As with so many sequels to sequels, the plot is predictable. Democrats say the measure will suppress turnout; Republicans say it will stop fraud. The final act, which has yet to come, is the most obvious: The bill will pass through both the House and the Senate before getting signed into law. With such enormous Republican majorities in both chambers, the Democrats won’t have any way to stop it.
But while the die may have been cast in the November elections, this year’s debate over what’s become a perennial issue has been stunningly muted about what’s at stake: More than getting grandmas to the polls or stopping supposed voter fraud, this bill is about partisan advantage.
It’s not hard to see why both parties are passionate about voter ID. Both parties cashed in all their chips on the issue last session. That year, the Republicans in the Senate created a loophole in their rules to bring up the bill without the two-thirds support normally required. It was a breach of protocol that had the 12 Democrats howling.
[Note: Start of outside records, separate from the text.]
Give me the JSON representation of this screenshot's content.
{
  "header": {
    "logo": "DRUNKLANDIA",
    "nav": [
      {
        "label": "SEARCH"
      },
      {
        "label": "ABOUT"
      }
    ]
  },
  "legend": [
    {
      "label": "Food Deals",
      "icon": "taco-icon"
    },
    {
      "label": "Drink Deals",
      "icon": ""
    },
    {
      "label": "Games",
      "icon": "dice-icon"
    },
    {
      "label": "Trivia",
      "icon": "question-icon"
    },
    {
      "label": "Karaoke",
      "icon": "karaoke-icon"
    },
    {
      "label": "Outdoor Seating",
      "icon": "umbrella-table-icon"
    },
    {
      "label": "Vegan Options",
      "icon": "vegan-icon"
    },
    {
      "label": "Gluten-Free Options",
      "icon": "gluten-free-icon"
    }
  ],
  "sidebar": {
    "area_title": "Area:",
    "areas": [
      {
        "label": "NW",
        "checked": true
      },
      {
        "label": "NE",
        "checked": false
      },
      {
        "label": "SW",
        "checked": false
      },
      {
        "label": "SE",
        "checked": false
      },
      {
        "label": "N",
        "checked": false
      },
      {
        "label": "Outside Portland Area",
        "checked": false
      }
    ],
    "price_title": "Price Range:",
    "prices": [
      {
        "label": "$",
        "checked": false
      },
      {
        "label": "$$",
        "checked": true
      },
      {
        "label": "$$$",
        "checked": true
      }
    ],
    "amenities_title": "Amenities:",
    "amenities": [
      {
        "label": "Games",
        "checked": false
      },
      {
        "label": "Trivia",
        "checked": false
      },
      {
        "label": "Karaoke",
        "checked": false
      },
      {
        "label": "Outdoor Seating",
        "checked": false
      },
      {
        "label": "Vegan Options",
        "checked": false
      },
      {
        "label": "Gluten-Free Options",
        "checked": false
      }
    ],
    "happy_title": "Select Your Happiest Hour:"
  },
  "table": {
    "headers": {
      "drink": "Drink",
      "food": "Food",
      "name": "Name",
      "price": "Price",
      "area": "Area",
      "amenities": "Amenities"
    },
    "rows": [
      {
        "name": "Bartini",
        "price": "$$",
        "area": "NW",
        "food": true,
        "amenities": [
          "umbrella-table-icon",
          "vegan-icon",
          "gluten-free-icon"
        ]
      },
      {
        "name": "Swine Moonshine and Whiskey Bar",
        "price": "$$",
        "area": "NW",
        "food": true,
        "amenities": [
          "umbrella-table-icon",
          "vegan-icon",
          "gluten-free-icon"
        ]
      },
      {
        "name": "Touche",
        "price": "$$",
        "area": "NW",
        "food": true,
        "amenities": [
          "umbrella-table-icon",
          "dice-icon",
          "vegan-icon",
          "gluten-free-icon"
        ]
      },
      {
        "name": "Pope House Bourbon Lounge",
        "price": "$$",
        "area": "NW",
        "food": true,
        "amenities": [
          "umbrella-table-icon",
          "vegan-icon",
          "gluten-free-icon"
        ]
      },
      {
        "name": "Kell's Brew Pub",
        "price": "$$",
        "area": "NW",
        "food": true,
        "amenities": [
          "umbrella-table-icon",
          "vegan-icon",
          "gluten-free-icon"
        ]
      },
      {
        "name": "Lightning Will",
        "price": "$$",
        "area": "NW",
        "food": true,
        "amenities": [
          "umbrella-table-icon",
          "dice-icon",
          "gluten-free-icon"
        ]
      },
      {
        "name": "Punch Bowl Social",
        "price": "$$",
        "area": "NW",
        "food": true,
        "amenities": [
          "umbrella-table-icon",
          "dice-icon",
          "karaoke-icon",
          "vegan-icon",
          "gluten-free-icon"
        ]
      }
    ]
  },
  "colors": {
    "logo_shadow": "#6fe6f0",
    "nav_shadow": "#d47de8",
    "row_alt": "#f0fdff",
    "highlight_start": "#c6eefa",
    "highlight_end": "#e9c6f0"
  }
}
Then House Democrats found their own loophole, slowing down the lower chamber so that it could barely pass any bills. Another breach of protocol, and this time it was the Republicans screaming.
This year, the Democrats don’t have any chips to cash. State Sen. Troy Fraser, R-Horseshoe Bay, who is carrying this session’s bill, has included new measures. Last time, the voter ID bill was modeled off of a Georgia law. Among other things, it allowed for two non-photo forms of identification to substitute for a standard photo-ID. This year’s version of the bill is modeled after an Indiana bill and takes a more stringent approach. Under the new bill, voters would have to have some form of photo identification—no alternatives. As I’ve already written, this has some potential legal problems for Texas.
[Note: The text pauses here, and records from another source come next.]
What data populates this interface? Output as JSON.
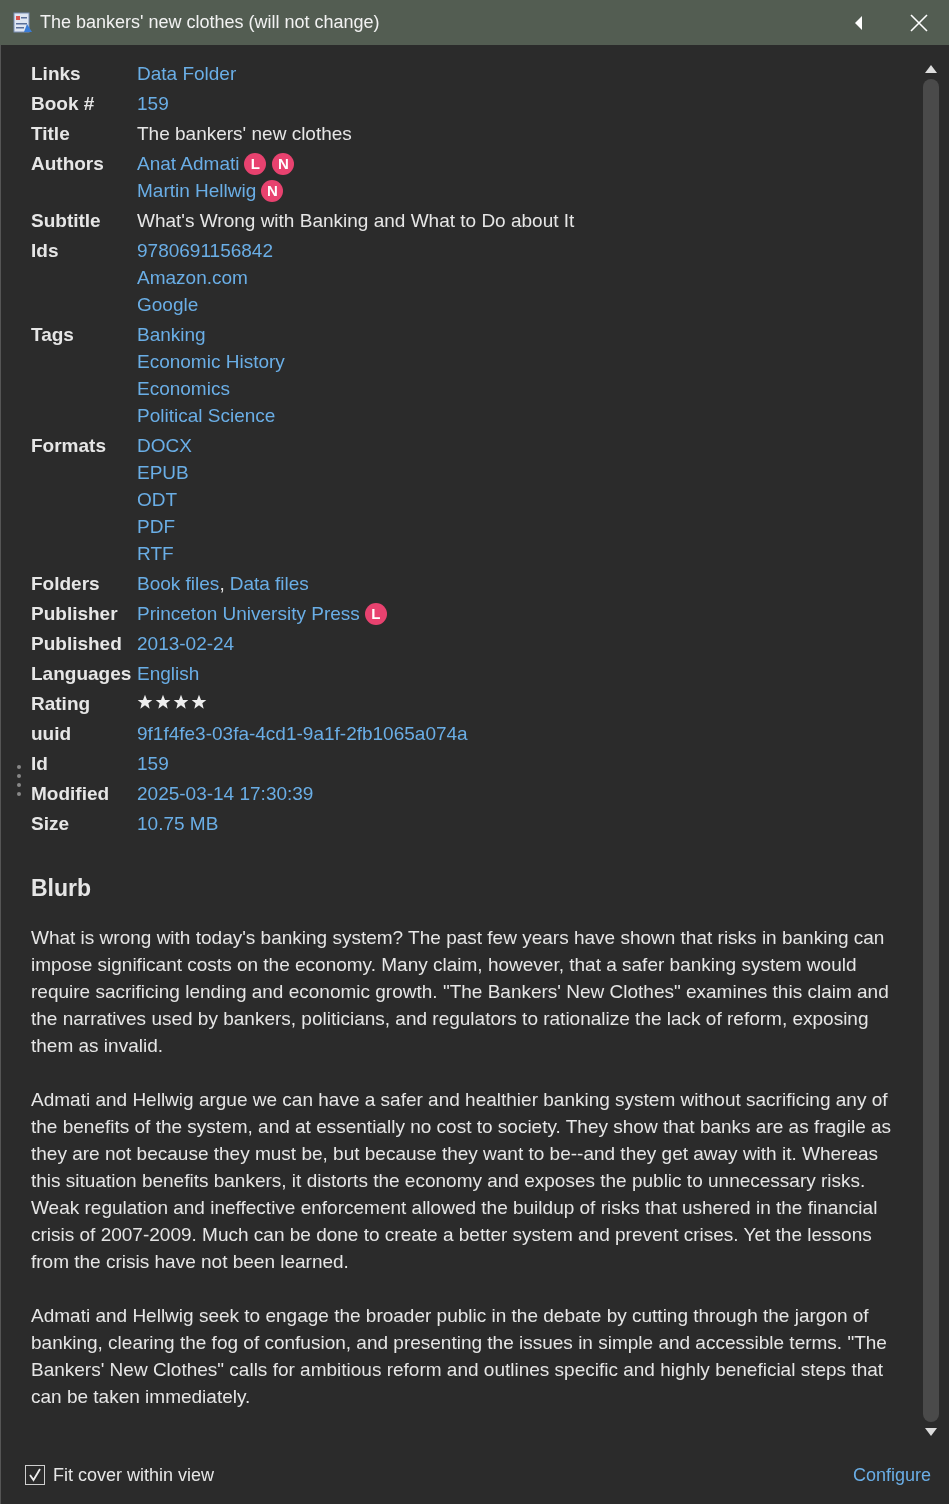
{
  "window": {
    "title": "The bankers' new clothes (will not change)"
  },
  "fields": [
    {
      "label": "Links",
      "lines": [
        {
          "segments": [
            {
              "text": "Data Folder",
              "link": true
            }
          ]
        }
      ]
    },
    {
      "label": "Book #",
      "lines": [
        {
          "segments": [
            {
              "text": "159",
              "link": true
            }
          ]
        }
      ]
    },
    {
      "label": "Title",
      "lines": [
        {
          "segments": [
            {
              "text": "The bankers' new clothes",
              "link": false
            }
          ]
        }
      ]
    },
    {
      "label": "Authors",
      "lines": [
        {
          "segments": [
            {
              "text": "Anat Admati",
              "link": true
            }
          ],
          "badges": [
            "L",
            "N"
          ]
        },
        {
          "segments": [
            {
              "text": "Martin Hellwig",
              "link": true
            }
          ],
          "badges": [
            "N"
          ]
        }
      ]
    },
    {
      "label": "Subtitle",
      "lines": [
        {
          "segments": [
            {
              "text": "What's Wrong with Banking and What to Do about It",
              "link": false
            }
          ]
        }
      ]
    },
    {
      "label": "Ids",
      "lines": [
        {
          "segments": [
            {
              "text": "9780691156842",
              "link": true
            }
          ]
        },
        {
          "segments": [
            {
              "text": "Amazon.com",
              "link": true
            }
          ]
        },
        {
          "segments": [
            {
              "text": "Google",
              "link": true
            }
          ]
        }
      ]
    },
    {
      "label": "Tags",
      "lines": [
        {
          "segments": [
            {
              "text": "Banking",
              "link": true
            }
          ]
        },
        {
          "segments": [
            {
              "text": "Economic History",
              "link": true
            }
          ]
        },
        {
          "segments": [
            {
              "text": "Economics",
              "link": true
            }
          ]
        },
        {
          "segments": [
            {
              "text": "Political Science",
              "link": true
            }
          ]
        }
      ]
    },
    {
      "label": "Formats",
      "lines": [
        {
          "segments": [
            {
              "text": "DOCX",
              "link": true
            }
          ]
        },
        {
          "segments": [
            {
              "text": "EPUB",
              "link": true
            }
          ]
        },
        {
          "segments": [
            {
              "text": "ODT",
              "link": true
            }
          ]
        },
        {
          "segments": [
            {
              "text": "PDF",
              "link": true
            }
          ]
        },
        {
          "segments": [
            {
              "text": "RTF",
              "link": true
            }
          ]
        }
      ]
    },
    {
      "label": "Folders",
      "lines": [
        {
          "segments": [
            {
              "text": "Book files",
              "link": true
            },
            {
              "text": ",",
              "link": false
            },
            {
              "text": "Data files",
              "link": true
            }
          ]
        }
      ]
    },
    {
      "label": "Publisher",
      "lines": [
        {
          "segments": [
            {
              "text": "Princeton University Press",
              "link": true
            }
          ],
          "badges": [
            "L"
          ]
        }
      ]
    },
    {
      "label": "Published",
      "lines": [
        {
          "segments": [
            {
              "text": "2013-02-24",
              "link": true
            }
          ]
        }
      ]
    },
    {
      "label": "Languages",
      "lines": [
        {
          "segments": [
            {
              "text": "English",
              "link": true
            }
          ]
        }
      ]
    },
    {
      "label": "Rating",
      "lines": [
        {
          "stars": 4
        }
      ]
    },
    {
      "label": "uuid",
      "lines": [
        {
          "segments": [
            {
              "text": "9f1f4fe3-03fa-4cd1-9a1f-2fb1065a074a",
              "link": true
            }
          ]
        }
      ]
    },
    {
      "label": "Id",
      "lines": [
        {
          "segments": [
            {
              "text": "159",
              "link": true
            }
          ]
        }
      ]
    },
    {
      "label": "Modified",
      "lines": [
        {
          "segments": [
            {
              "text": "2025-03-14 17:30:39",
              "link": true
            }
          ]
        }
      ]
    },
    {
      "label": "Size",
      "lines": [
        {
          "segments": [
            {
              "text": "10.75 MB",
              "link": true
            }
          ]
        }
      ]
    }
  ],
  "blurb": {
    "heading": "Blurb",
    "paragraphs": [
      "What is wrong with today's banking system? The past few years have shown that risks in banking can impose significant costs on the economy. Many claim, however, that a safer banking system would require sacrificing lending and economic growth. \"The Bankers' New Clothes\" examines this claim and the narratives used by bankers, politicians, and regulators to rationalize the lack of reform, exposing them as invalid.",
      "Admati and Hellwig argue we can have a safer and healthier banking system without sacrificing any of the benefits of the system, and at essentially no cost to society. They show that banks are as fragile as they are not because they must be, but because they want to be--and they get away with it. Whereas this situation benefits bankers, it distorts the economy and exposes the public to unnecessary risks. Weak regulation and ineffective enforcement allowed the buildup of risks that ushered in the financial crisis of 2007-2009. Much can be done to create a better system and prevent crises. Yet the lessons from the crisis have not been learned.",
      "Admati and Hellwig seek to engage the broader public in the debate by cutting through the jargon of banking, clearing the fog of confusion, and presenting the issues in simple and accessible terms. \"The Bankers' New Clothes\" calls for ambitious reform and outlines specific and highly beneficial steps that can be taken immediately."
    ]
  },
  "footer": {
    "checkbox": {
      "label": "Fit cover within view",
      "checked": true
    },
    "link": "Configure"
  }
}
But there remains the question of why this issue has become a third rail of sorts. There’s yet to be any real evidence that there’s a problem with voter fraud in Texas. That’s particularly true of “in-person” fraud—the kind where people show up and vote as someone they’re not. Voter ID laws only protect against that kind of behavior. Obviously IDs are no good when it comes to mail-in or absentee ballots.
For the politicians, anyway, this has everything to do with political advantage. In any electoral calculus, voter ID bills are perceived to be bad for Democrats and good for Republicans. That’s because if such bills suppress voters in any communities, they’re most likely to suppress minorities and low-income voters. “Study after study shows that photo identification laws have a negative impact on minority voters,” said Luis Figueroa, the staff attorney for the Mexican American Legal Defense and Education Fund. He cited a study from the Brennan Center that showed one-quarter of black voters lacked an acceptable ID, compared with only eight percent of white voters.
Texas’ law “will be the most restrictive voter identification law in the nation,” he said.
It will almost undoubtedly pass. And if Democratic suspicions are right, it’ll leave Republicans with an added edge in future elections. As if they needed it.